How Horses Naturally Keep Warm
It can be really tempting to rug our horses to keep them cosy, especially when we feel cold ourselves, but as horses will naturally grow a thick winter coat, it is important to assess whether rugging is truly necessary. Horses aim to keep their central (core) temperature around 38°C, no matter what the environmental conditions are; this is known as thermoregulation.
Horses feel cold or hot when the air temperature falls below 0°C or rises above 25°C1,2 (although this temperature range can vary slightly from horse to horse, being dependent on age, breed, feeding regime, and body condition). When the temperature is within this range (known as the thermoneutral zone), horses can warm themselves up and cool themselves down using little to no additional energy.
When the air temperature drops below 0°C, the horse must produce more heat which may be done through several ways:
- Self-protection: Horses will naturally turn their backs on wind and rain to protect themselves in poor weather. If in a group environment, they will also huddle closely to share their warmth.
- Natural shelter: Thick hedges and tree lines make great forms of natural shelter, or they may have access to a field shelter. Horses are more likely to feel the cold through a combination of persistent wind and rain. In these circumstances, having a good source of shelter will provide the most protection and help the horse stay warm.
- Natural insulation: Horses lose very little body heat through the air as their coat hairs stand on end, trapping heat and creating a layer of insulating body heat. You may have noticed horses with unmelted frost or snow on their backs, the reason this doesn’t melt is because the horse’s winter coat works by insulating them and not letting the heat escape.
- Forage: Eating forage consistently throughout the day helps to keep the horse warm, acting as an in-built heating system by creating heat as the fibre is broken down in the digestive system.
- Increasing metabolic rate: Horses will use more energy to keep themselves warm. This is a natural process throughout winter and allows any excess weight gained through the summer months to drop off as nature intended.
To rug or not to rug?

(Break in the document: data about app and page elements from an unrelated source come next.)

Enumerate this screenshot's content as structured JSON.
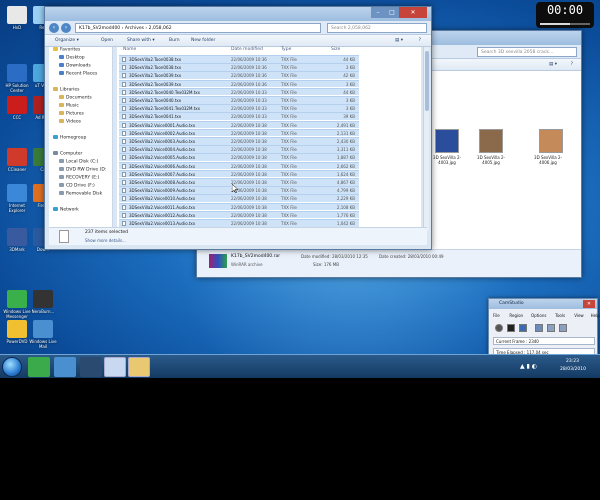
{
  "explorer": {
    "breadcrumb": "K17b_SV2mod400 › Archives › 2,058,062",
    "search_placeholder": "Search 2,058,062",
    "toolbar": {
      "organize": "Organize ▾",
      "open": "Open",
      "share": "Share with ▾",
      "burn": "Burn",
      "new_folder": "New folder"
    },
    "nav": {
      "favorites": "Favorites",
      "desktop": "Desktop",
      "downloads": "Downloads",
      "recent": "Recent Places",
      "libraries": "Libraries",
      "documents": "Documents",
      "music": "Music",
      "pictures": "Pictures",
      "videos": "Videos",
      "homegroup": "Homegroup",
      "computer": "Computer",
      "local_disk": "Local Disk (C:)",
      "dvd": "DVD RW Drive (D:",
      "recovery": "RECOVERY (E:)",
      "cd_drive": "CD Drive (F:)",
      "removable": "Removable Disk",
      "network": "Network"
    },
    "columns": {
      "name": "Name",
      "date": "Date modified",
      "type": "Type",
      "size": "Size"
    },
    "files": [
      {
        "name": "3DSexVilla2.Toon0038.txx",
        "date": "22/06/2009 10:36",
        "type": "TXX File",
        "size": "44 KB"
      },
      {
        "name": "3DSexVilla2.Toon0038.txx",
        "date": "22/06/2009 10:36",
        "type": "TXX File",
        "size": "3 KB"
      },
      {
        "name": "3DSexVilla2.Toon0039.txx",
        "date": "22/06/2009 10:36",
        "type": "TXX File",
        "size": "42 KB"
      },
      {
        "name": "3DSexVilla2.Toon0039.txx",
        "date": "22/06/2009 10:36",
        "type": "TXX File",
        "size": "3 KB"
      },
      {
        "name": "3DSexVilla2.Toon0040.Tex032M.txx",
        "date": "22/06/2009 10:33",
        "type": "TXX File",
        "size": "44 KB"
      },
      {
        "name": "3DSexVilla2.Toon0040.txx",
        "date": "22/06/2009 10:33",
        "type": "TXX File",
        "size": "3 KB"
      },
      {
        "name": "3DSexVilla2.Toon0041.Tex032M.txx",
        "date": "22/06/2009 10:33",
        "type": "TXX File",
        "size": "3 KB"
      },
      {
        "name": "3DSexVilla2.Toon0041.txx",
        "date": "22/06/2009 10:33",
        "type": "TXX File",
        "size": "39 KB"
      },
      {
        "name": "3DSexVilla2.Voice0001.Audio.txx",
        "date": "22/06/2009 10:38",
        "type": "TXX File",
        "size": "2,491 KB"
      },
      {
        "name": "3DSexVilla2.Voice0002.Audio.txx",
        "date": "22/06/2009 10:38",
        "type": "TXX File",
        "size": "2,131 KB"
      },
      {
        "name": "3DSexVilla2.Voice0003.Audio.txx",
        "date": "22/06/2009 10:38",
        "type": "TXX File",
        "size": "2,430 KB"
      },
      {
        "name": "3DSexVilla2.Voice0004.Audio.txx",
        "date": "22/06/2009 10:38",
        "type": "TXX File",
        "size": "3,311 KB"
      },
      {
        "name": "3DSexVilla2.Voice0005.Audio.txx",
        "date": "22/06/2009 10:38",
        "type": "TXX File",
        "size": "1,887 KB"
      },
      {
        "name": "3DSexVilla2.Voice0006.Audio.txx",
        "date": "22/06/2009 10:38",
        "type": "TXX File",
        "size": "2,662 KB"
      },
      {
        "name": "3DSexVilla2.Voice0007.Audio.txx",
        "date": "22/06/2009 10:38",
        "type": "TXX File",
        "size": "1,624 KB"
      },
      {
        "name": "3DSexVilla2.Voice0008.Audio.txx",
        "date": "22/06/2009 10:38",
        "type": "TXX File",
        "size": "4,867 KB"
      },
      {
        "name": "3DSexVilla2.Voice0009.Audio.txx",
        "date": "22/06/2009 10:38",
        "type": "TXX File",
        "size": "4,799 KB"
      },
      {
        "name": "3DSexVilla2.Voice0010.Audio.txx",
        "date": "22/06/2009 10:38",
        "type": "TXX File",
        "size": "2,229 KB"
      },
      {
        "name": "3DSexVilla2.Voice0011.Audio.txx",
        "date": "22/06/2009 10:38",
        "type": "TXX File",
        "size": "2,108 KB"
      },
      {
        "name": "3DSexVilla2.Voice0012.Audio.txx",
        "date": "22/06/2009 10:38",
        "type": "TXX File",
        "size": "1,776 KB"
      },
      {
        "name": "3DSexVilla2.Voice0013.Audio.txx",
        "date": "22/06/2009 10:38",
        "type": "TXX File",
        "size": "1,042 KB"
      }
    ],
    "status_count": "237 items selected",
    "status_more": "Show more details..."
  },
  "bg_explorer": {
    "search_placeholder": "Search 3D sexvilla 2058 crack...",
    "thumbnails": [
      {
        "caption": "3D SexVilla 2-4003.jpg",
        "color": "#2a4e9c"
      },
      {
        "caption": "3D SexVilla 2-4005.jpg",
        "color": "#8a6a4a"
      },
      {
        "caption": "3D SexVilla 2-4006.jpg",
        "color": "#c48a5a"
      }
    ],
    "network_label": "Network",
    "detail_name": "K17b_SV2mod400.rar",
    "detail_date_label": "Date modified: 28/03/2010 12:35",
    "detail_created_label": "Date created: 28/03/2010 00:49",
    "detail_type": "WinRAR archive",
    "detail_size": "Size: 176 MB"
  },
  "desktop_icons": [
    {
      "label": "HxD",
      "color": "#e8e8e8"
    },
    {
      "label": "Rec",
      "color": "#9ad0f5"
    },
    {
      "label": "HP Solution Center",
      "color": "#2b6cc4"
    },
    {
      "label": "uT Ver...",
      "color": "#4da8e0"
    },
    {
      "label": "CCC",
      "color": "#cc1d1d"
    },
    {
      "label": "Ad Re...",
      "color": "#b02020"
    },
    {
      "label": "CCleaner",
      "color": "#d03a2a"
    },
    {
      "label": "Ca",
      "color": "#3a7a3a"
    },
    {
      "label": "Internet Explorer",
      "color": "#3b88d8"
    },
    {
      "label": "Fire...",
      "color": "#e07020"
    },
    {
      "label": "3DMark",
      "color": "#3a5aa0"
    },
    {
      "label": "Dow...",
      "color": "#2a5aa0"
    },
    {
      "label": "Windows Live Messenger",
      "color": "#3ab04a"
    },
    {
      "label": "NeroBurn...",
      "color": "#333333"
    },
    {
      "label": "PowerDVD",
      "color": "#f0c030"
    },
    {
      "label": "Windows Live Mail",
      "color": "#4a90d0"
    }
  ],
  "clock": {
    "time": "00:00",
    "label": ""
  },
  "camstudio": {
    "title": "CamStudio",
    "menu": [
      "File",
      "Region",
      "Options",
      "Tools",
      "View",
      "Help"
    ],
    "current_frame": "Current Frame : 2340",
    "time_elapsed": "Time Elapsed : 117.04 sec"
  },
  "taskbar": {
    "time": "23:23",
    "date": "28/03/2010"
  }
}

When considering rugging your horse, it is important to never make this decision based on how you feel. Horses don’t feel the cold like we do and naturally grow a thick coat in winter to keep them warm. Their coat also produces natural oils to help keep them waterproof. Many horses, especially breeds such as the native pony and cob types, can adapt well to winter weather and easily cope without a rug when they have adequate forage and access to shelter.

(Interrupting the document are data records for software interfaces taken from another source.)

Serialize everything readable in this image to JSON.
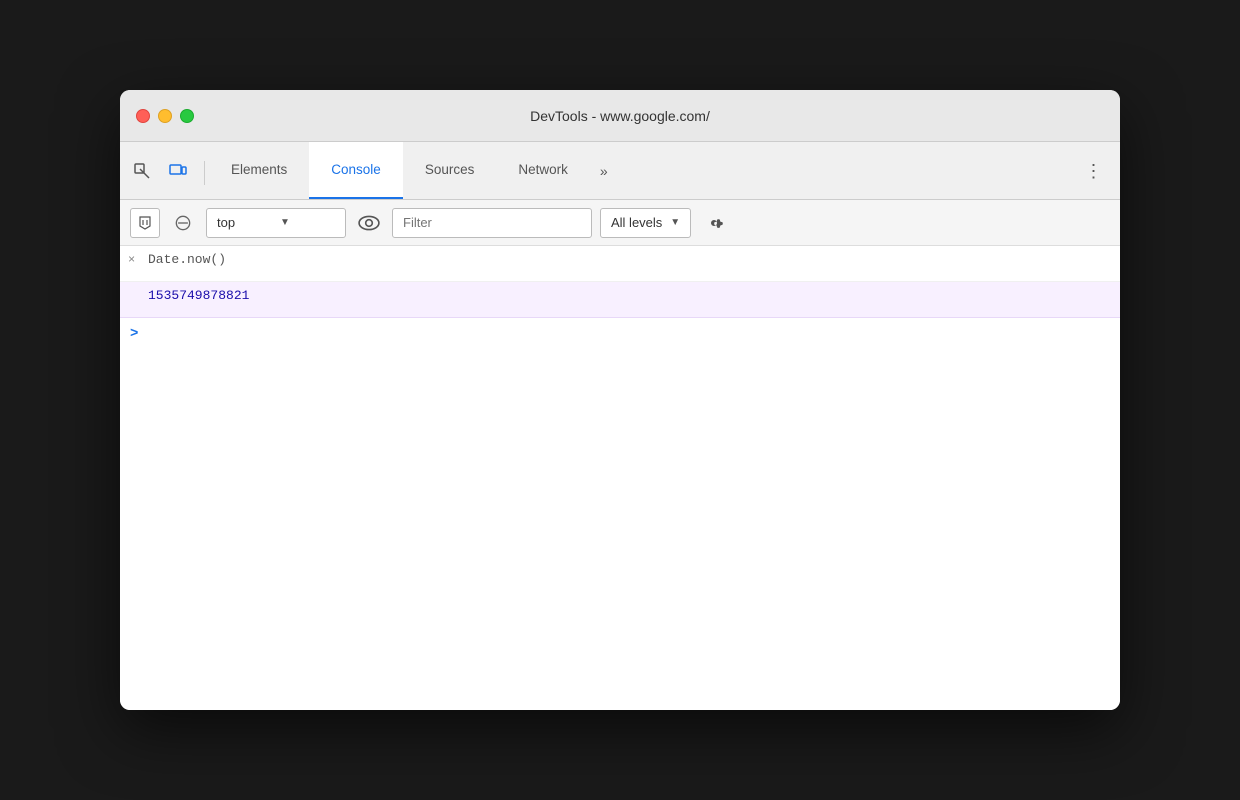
{
  "window": {
    "title": "DevTools - www.google.com/"
  },
  "trafficLights": {
    "close": "close",
    "minimize": "minimize",
    "maximize": "maximize"
  },
  "tabs": [
    {
      "id": "elements",
      "label": "Elements",
      "active": false
    },
    {
      "id": "console",
      "label": "Console",
      "active": true
    },
    {
      "id": "sources",
      "label": "Sources",
      "active": false
    },
    {
      "id": "network",
      "label": "Network",
      "active": false
    }
  ],
  "tabMore": "»",
  "kebab": "⋮",
  "toolbar": {
    "contextLabel": "top",
    "filterPlaceholder": "Filter",
    "levelsLabel": "All levels"
  },
  "console": {
    "entries": [
      {
        "id": "entry-1",
        "type": "input",
        "icon": "×",
        "text": "Date.now()"
      },
      {
        "id": "entry-2",
        "type": "result",
        "text": "1535749878821"
      }
    ],
    "promptSymbol": ">",
    "inputValue": ""
  }
}
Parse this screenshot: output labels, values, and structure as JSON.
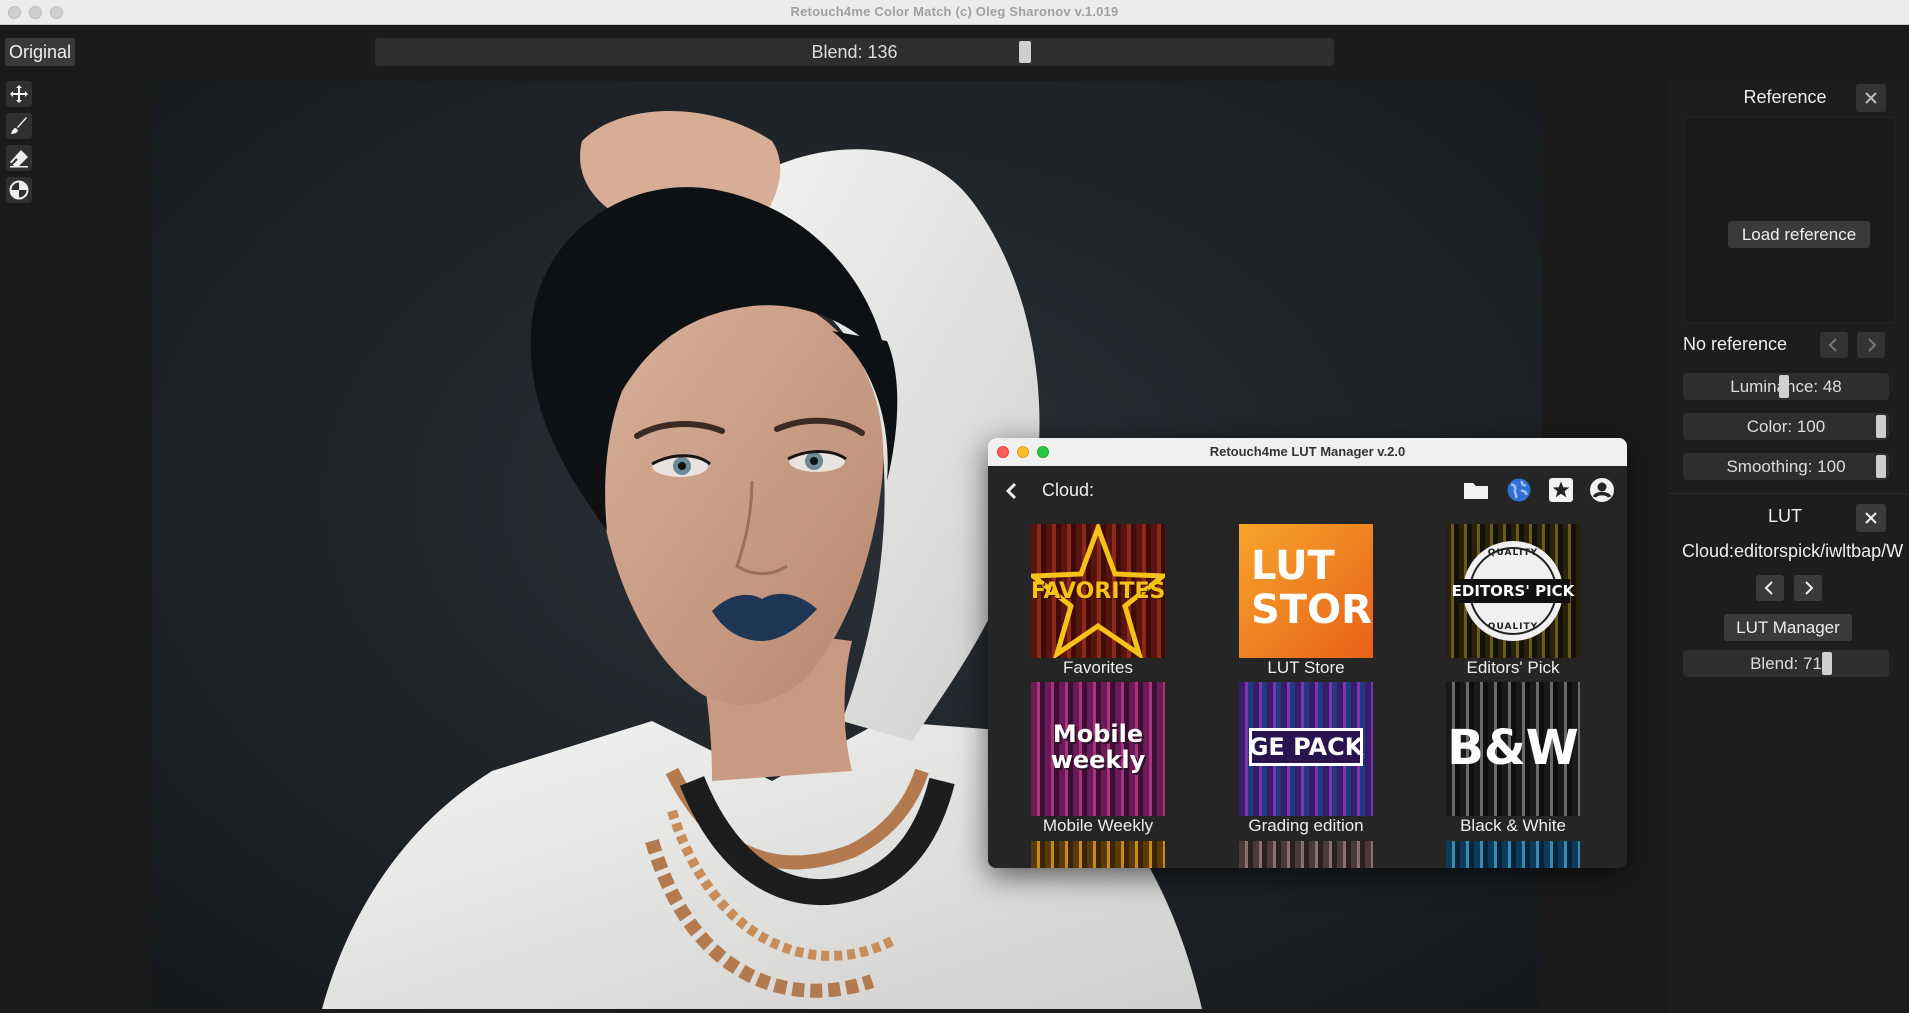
{
  "window": {
    "title": "Retouch4me Color Match (c) Oleg Sharonov v.1.019"
  },
  "toolbar": {
    "original_label": "Original",
    "blend_label": "Blend: 136",
    "blend_value": 136,
    "blend_fraction": 0.68
  },
  "tools": [
    {
      "icon": "move-icon"
    },
    {
      "icon": "brush-icon"
    },
    {
      "icon": "eraser-icon"
    },
    {
      "icon": "color-picker-icon"
    }
  ],
  "reference": {
    "header": "Reference",
    "load_label": "Load reference",
    "status": "No reference",
    "luminance_label": "Luminance: 48",
    "luminance_fraction": 0.48,
    "color_label": "Color: 100",
    "color_fraction": 1.0,
    "smoothing_label": "Smoothing: 100",
    "smoothing_fraction": 1.0
  },
  "lut": {
    "header": "LUT",
    "path": "Cloud:editorspick/iwltbap/W",
    "manager_label": "LUT Manager",
    "blend_label": "Blend: 71",
    "blend_fraction": 0.71
  },
  "lut_manager": {
    "title": "Retouch4me LUT Manager v.2.0",
    "location_label": "Cloud:",
    "items": [
      {
        "label": "Favorites",
        "thumb_text": "FAVORITES"
      },
      {
        "label": "LUT Store",
        "thumb_text_1": "LUT",
        "thumb_text_2": "STORE"
      },
      {
        "label": "Editors' Pick",
        "thumb_text": "EDITORS' PICK",
        "seal_text_top": "QUALITY",
        "seal_text_bottom": "QUALITY"
      },
      {
        "label": "Mobile Weekly",
        "thumb_text_1": "Mobile",
        "thumb_text_2": "weekly"
      },
      {
        "label": "Grading edition",
        "thumb_text": "GE PACK"
      },
      {
        "label": "Black & White",
        "thumb_text": "B&W"
      }
    ]
  },
  "colors": {
    "accent_blue": "#2f6fd6",
    "background": "#1b1b1b",
    "panel": "#1d1d1d"
  }
}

Inappropriate rugging may cause the horse to sweat, resulting in irritation and rubbing and will prevent sunlight reaching the horse’s skin, limiting the production of vitamin D2. A deficiency can lead to reduced bone strength, however an hour a day exposure without a rug in bright, dry conditions, should be sufficient in minimising this risk.
Horses naturally lose weight during the winter months, but we can override this process by feeding them too much and over-rugging. This can result in the horse putting on excess weight all year round, which is worrying as weight gain more than doubles the risk of laminitis. Not rugging an overweight horse will help them lose weight naturally and help them avoid weight gain over winter.

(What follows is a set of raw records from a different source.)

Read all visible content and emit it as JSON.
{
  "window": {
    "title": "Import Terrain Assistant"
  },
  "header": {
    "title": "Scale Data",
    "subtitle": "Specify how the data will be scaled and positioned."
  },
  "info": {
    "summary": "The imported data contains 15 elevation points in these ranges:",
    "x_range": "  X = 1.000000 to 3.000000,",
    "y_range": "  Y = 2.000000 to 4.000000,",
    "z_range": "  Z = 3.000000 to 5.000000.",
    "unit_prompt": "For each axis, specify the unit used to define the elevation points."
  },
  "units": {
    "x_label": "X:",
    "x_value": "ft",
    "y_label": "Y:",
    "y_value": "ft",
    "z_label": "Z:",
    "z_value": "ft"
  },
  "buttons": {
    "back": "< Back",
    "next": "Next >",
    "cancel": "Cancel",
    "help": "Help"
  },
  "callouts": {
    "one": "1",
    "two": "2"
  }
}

Try not to overgroom un-rugged horses as this may strip the coat of the natural oils and reduce its waterproofing abilities. If ridden, ensure any mud is removed from the areas where the tack is fitted to prevent rubbing and discomfort.
There are times where rugging may be necessary. Horses which are more likely to require a rug for additional warmth in bad weather include:
- Breeds that tend to have a naturally thinner winter coat such as a Thoroughbred or Arab
- Underweight horses as this will prevent them increasing their metabolic rate and using more energy to keep warm, leading to further weight loss
- Fully clipped horses are unable to use their coat for natural insolation, as clipped hair cannot stand on end and trap heat to create a layer of insulating body heat. It is therefore important we compensate this my providing an appropriate rug
- Old or ill horses typically have more difficulty regulating their body heat meaning the use of an appropriate rug will benefit them in the colder weather. Some older horses may also have difficulty maintaining their weight and experience an arthritic flare up from the cold and damp, which reduces movement and reduces the creation of body heat.
How to Fit a Rug
If rugging your horse, it is vital that the rug fits correctly to limit any chance of rubbing or soreness. If we wear a pair of shoes that don’t fit correctly, they can become very uncomfortable, starting to rub and create sores - it is very similar for our horses and their rugs! Watch our video below on how to correctly fit your horse’s rug.
Implications of Ill-Fitting Rugs
If your horse wears a rug it is important to remove it daily so you can check for signs of rubbing or soreness and then refit or change as necessary. An ill-fitting rug or one left on for too long without checking may cause discomfort or even start to rub and cause injury as shown in the image below.
1. Mejdell, C.M. Boe, K. E. & Jorgenson, G.H.M. (2020) Caring for the horse in a cold climate—Reviewing principles for thermoregulation and horse preferences. Applied Animal Behaviour Science. Vol 231.
2. David Marlin -The Science of Rugging. Available from: https://davidmarlin.co.uk/portfolio/the-science-of-rugging-horses-what-to-use-when/